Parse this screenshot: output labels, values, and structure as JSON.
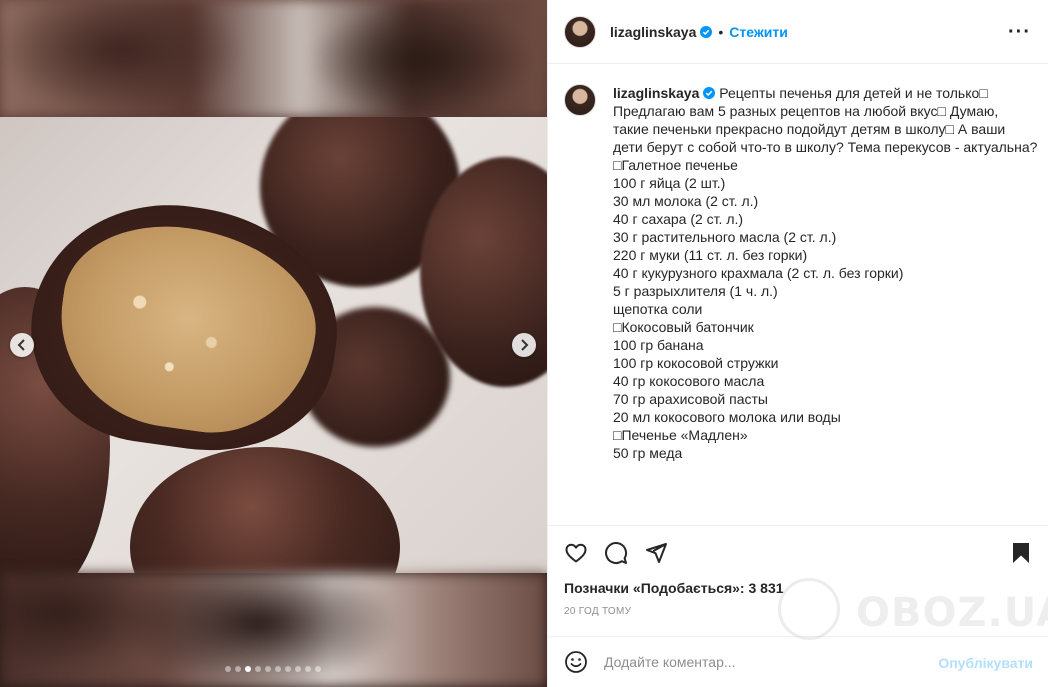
{
  "post": {
    "username": "lizaglinskaya",
    "separator": "•",
    "follow_label": "Стежити",
    "more_icon": "more-horizontal-icon",
    "caption_lines": [
      "Рецепты печенья для детей и не только\u0000",
      "Предлагаю вам 5 разных рецептов на любой вкус\u0000 Думаю,",
      "такие печеньки прекрасно подойдут детям в школу\u0000 А ваши",
      "дети берут с собой что-то в школу? Тема перекусов - актуальна?",
      "",
      "\u0000Галетное печенье",
      "100 г яйца (2 шт.)",
      "30 мл молока (2 ст. л.)",
      "40 г сахара (2 ст. л.)",
      "30 г растительного масла (2 ст. л.)",
      "220 г муки (11 ст. л. без горки)",
      "40 г кукурузного крахмала (2 ст. л. без горки)",
      "5 г разрыхлителя (1 ч. л.)",
      "щепотка соли",
      "",
      "\u0000Кокосовый батончик",
      "100 гр банана",
      "100 гр кокосовой стружки",
      "40 гр кокосового масла",
      "70 гр арахисовой пасты",
      "20 мл кокосового молока или воды",
      "",
      "\u0000Печенье «Мадлен»",
      "50 гр меда"
    ],
    "likes_text": "Позначки «Подобається»: 3 831",
    "time_text": "20 ГОД ТОМУ",
    "comment_placeholder": "Додайте коментар...",
    "publish_label": "Опублікувати"
  },
  "carousel": {
    "total_slides": 10,
    "active_index": 2
  },
  "watermark": {
    "text": "OBOZ.UA"
  },
  "colors": {
    "accent": "#0095f6",
    "publish_disabled": "#b2dffc",
    "muted": "#8e8e8e"
  }
}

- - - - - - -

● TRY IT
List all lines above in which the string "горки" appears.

● RESULT OF THIS EXERCISE
      "220 г муки (11 ст. л. без горки)",
      "40 г кукурузного крахмала (2 ст. л. без горки)",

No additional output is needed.